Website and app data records
* * *

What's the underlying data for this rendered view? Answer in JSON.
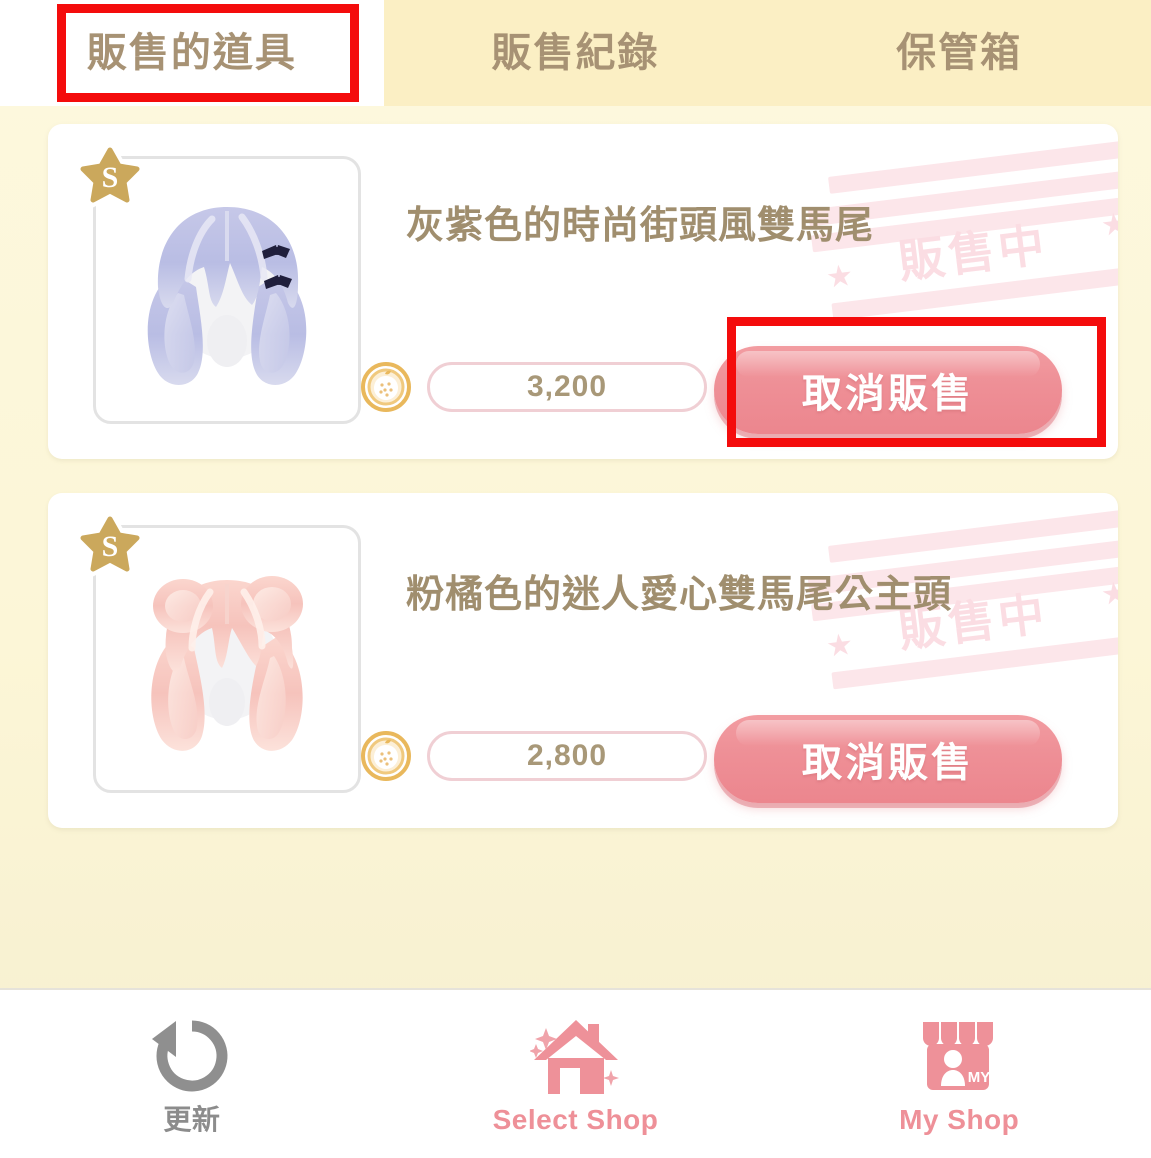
{
  "tabs": [
    {
      "label": "販售的道具",
      "active": true,
      "name": "tab-items-for-sale"
    },
    {
      "label": "販售紀錄",
      "active": false,
      "name": "tab-sales-history"
    },
    {
      "label": "保管箱",
      "active": false,
      "name": "tab-storage-box"
    }
  ],
  "items": [
    {
      "title": "灰紫色的時尚街頭風雙馬尾",
      "price": "3,200",
      "rarity": "S",
      "status_stamp": "販售中",
      "button_label": "取消販售",
      "thumb_kind": "lavender-twintails-hair",
      "coin_icon": "strawberry-coin-icon"
    },
    {
      "title": "粉橘色的迷人愛心雙馬尾公主頭",
      "price": "2,800",
      "rarity": "S",
      "status_stamp": "販售中",
      "button_label": "取消販售",
      "thumb_kind": "pink-buns-twintails-hair",
      "coin_icon": "strawberry-coin-icon"
    }
  ],
  "bottom_nav": [
    {
      "label": "更新",
      "icon": "refresh-icon",
      "tone": "gray",
      "name": "nav-refresh"
    },
    {
      "label": "Select Shop",
      "icon": "house-icon",
      "tone": "pink",
      "name": "nav-select-shop"
    },
    {
      "label": "My Shop",
      "icon": "storefront-icon",
      "tone": "pink",
      "name": "nav-my-shop"
    }
  ],
  "colors": {
    "page_bg": "#FDF8DE",
    "tab_inactive_bg": "#FBEFC4",
    "tab_active_bg": "#FFFFFF",
    "tab_text": "#A79274",
    "title_text": "#A08E6E",
    "button_pink": "#EE8F96",
    "stamp_pink": "#FBDDE3",
    "annotation_red": "#F40C0C",
    "rarity_gold": "#C9A košice"
  }
}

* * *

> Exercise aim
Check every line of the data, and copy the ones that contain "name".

> Response to this task
      "name": "tab-items-for-sale"
      "name": "tab-sales-history"
      "name": "tab-storage-box"
      "name": "nav-refresh"
      "name": "nav-select-shop"
      "name": "nav-my-shop"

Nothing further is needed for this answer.